Automotive Cells Company (ACC) has obtained a loan of 4.4 billion euros to bolster the construction of three gigafactories for lithium-ion battery cell production across Europe, along with investments in research and development. Shareholders Stellantis, Total, and Mercedes-Benz will also inject additional capital, leading to a shift in ownership structure.
According to ACC, the secured €4.4 billion loan represents one of Europe's largest-ever debt raisings in the industry, aimed at developing four production blocks in addition to the existing facility in Billy-Berclau/Douvrin, France. The company plans to establish a second block in Douvrin, and further blocks in Kaiserslautern, Germany, and Termoli, Italy.
By 2030, ACC aims for total battery cell capacities of at least 120 GWh, with the Termoli plant alone projected to reach a capacity of 40 GWh. The expansion efforts will see the French and German sites upgraded to 40 GWh each, in addition to the current production capacity of over 13 GWh per year in Douvrin.
The debt package, fully underwritten by a consortium of commercial banks and supported by governmental entities, will contribute to financing these capacities. Stellantis, Mercedes-Benz, and Total subsidiary Saft have also participated in a capital increase, leading to changes in ownership structure.
Upon completion of the capital injection, Stellantis will hold 45% of ACC's shares, Mercedes-Benz 30%, and Saft 25%. Both carmakers reaffirmed their commitment as leading shareholders and customers of ACC's battery modules. Saft will maintain its involvement as a long-term shareholder and provide technological expertise.

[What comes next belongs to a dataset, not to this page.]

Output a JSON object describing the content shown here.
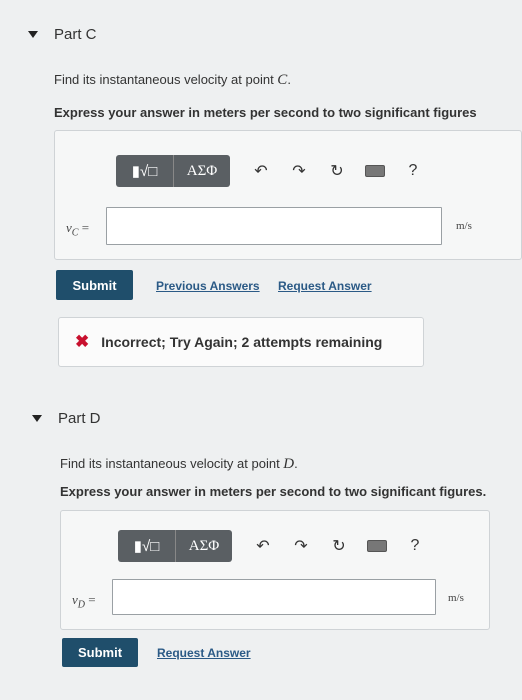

Yann Vincent, CEO of ACC, hailed the loan as evidence of confidence in the company's project, noting that future needs will be determined based on additional contracts. Established in 2020 by Total and Stellantis, with Mercedes joining later, ACC operates an R&D center in Bruges and an Industrial Excellence Center in Nersac, employing over 1,500 people across France, Germany, and Italy.